CRM Evolution 2012: MultiChannel and Customer Experience Hot Topics
Last week I had the pleasure of attending and speaking at CRM Evolution 2012, held at the Marriott Marquis in New York. Coordinated by the editors of CRM Magazine, and chaired by the “father of CRM,” Paul Greenberg, this is THE conference for those tasked with selecting, implementing and getting the most value out of customer relationship management, across marketing, sales and service. The sessions were mostly driven by big name industry analysts and influencers, such as Ray Wang, Esteban Kolsky, and Bill Band, so the content was excellent and definitely pushing the envelope on strategy and vision.
One of the most interesting sessions I attended was the CRM Leader Panel, moderated by Paul Greenberg, with a panel of CRM vendor execs: Anthony Lye, Oracle; John Wookey, Salesforce.com; Larry Augustin, SugarCRM; Andrew Joiner, Autonomy’s Promote Business; Bob Stutz, Microsoft Dynamics CRM; and Anthony Leaper, SAP. Not because I heard anything really new about CRM, but because the audience questions focused on customer experience and multi-channel–two of my favorite topics but not things I usually expect CRM vendors to be experts on. There was a lot of marketing-speak in the answers; I wish they had posed the same questions to some of the multichannel and customer experience vendors in attendance.
The session with the best content I attended was “Customer Service Using Social: Trends, Analysis, and Guidelines,” with Esteban Kolsky and Mitch Lieberman, Vice President of Strategic Marketing, KANA, presenting findings from a research study they did on the effectiveness of social channels, including advice for B2C and B2B. Really compelling data, and as always with Esteban, some strong opinions.
A lot of focus on gamification. I must admit, I came to the conference thinking I just “didn’t get” gamification, but after attending some sessions on the topic, I’ve decided that if the emperor is not naked, he is at least scantily clad. As I posted on Facebook recently, adding a “like” button to a screen doesn’t mean you have a gamification platform. And the examples presented at the conference seemed to focus on collaboration, usually in communities, equating collaboration with gaming. Human beings are social creatures, and we have been collaborating for thousands of years, before gaming was invented. I remain unconvinced.

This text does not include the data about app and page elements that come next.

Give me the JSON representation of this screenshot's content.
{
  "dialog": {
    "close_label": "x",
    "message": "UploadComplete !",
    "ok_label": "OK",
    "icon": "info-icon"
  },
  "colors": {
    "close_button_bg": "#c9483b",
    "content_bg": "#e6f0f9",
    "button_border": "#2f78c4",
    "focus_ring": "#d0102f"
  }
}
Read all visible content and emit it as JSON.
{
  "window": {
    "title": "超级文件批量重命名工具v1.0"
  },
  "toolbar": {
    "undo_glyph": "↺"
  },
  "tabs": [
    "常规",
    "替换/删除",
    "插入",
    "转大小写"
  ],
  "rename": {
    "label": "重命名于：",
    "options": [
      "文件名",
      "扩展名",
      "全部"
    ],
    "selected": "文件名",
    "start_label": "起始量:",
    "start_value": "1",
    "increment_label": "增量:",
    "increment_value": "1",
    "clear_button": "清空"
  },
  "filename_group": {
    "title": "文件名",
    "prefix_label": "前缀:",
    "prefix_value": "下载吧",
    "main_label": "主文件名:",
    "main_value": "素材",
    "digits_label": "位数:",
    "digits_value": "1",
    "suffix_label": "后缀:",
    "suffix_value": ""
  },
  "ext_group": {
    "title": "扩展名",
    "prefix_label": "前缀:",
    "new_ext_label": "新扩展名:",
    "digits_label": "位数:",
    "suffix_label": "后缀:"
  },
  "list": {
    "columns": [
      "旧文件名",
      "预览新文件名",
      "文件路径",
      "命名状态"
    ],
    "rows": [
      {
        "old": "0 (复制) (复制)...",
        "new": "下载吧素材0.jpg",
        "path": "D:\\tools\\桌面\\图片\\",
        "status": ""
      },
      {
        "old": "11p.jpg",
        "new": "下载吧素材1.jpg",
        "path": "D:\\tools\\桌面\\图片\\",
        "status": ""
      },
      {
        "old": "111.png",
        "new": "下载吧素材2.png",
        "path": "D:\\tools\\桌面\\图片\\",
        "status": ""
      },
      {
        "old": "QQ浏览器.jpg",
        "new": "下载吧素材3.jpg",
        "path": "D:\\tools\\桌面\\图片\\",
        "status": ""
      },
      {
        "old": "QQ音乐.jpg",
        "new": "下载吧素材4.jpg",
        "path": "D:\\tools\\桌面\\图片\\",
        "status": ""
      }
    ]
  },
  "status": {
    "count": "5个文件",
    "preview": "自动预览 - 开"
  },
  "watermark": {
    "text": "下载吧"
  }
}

My session was the only field service topic at the event, so I was glad to represent the subject! I spent an hour discussing mobility and video in service, including impacts to knowledge management, field service and education. Great audience reaction, especially when I talked about picking the right device, and demo’d drop kicking the Intermec CS40, a ruggedized handheld computer/smartphone specifically designed for field service.
Thanks to Paul Greenberg and the editors of CRM Magazine for including me in the event!Best Practices, CRM, customer experience, field service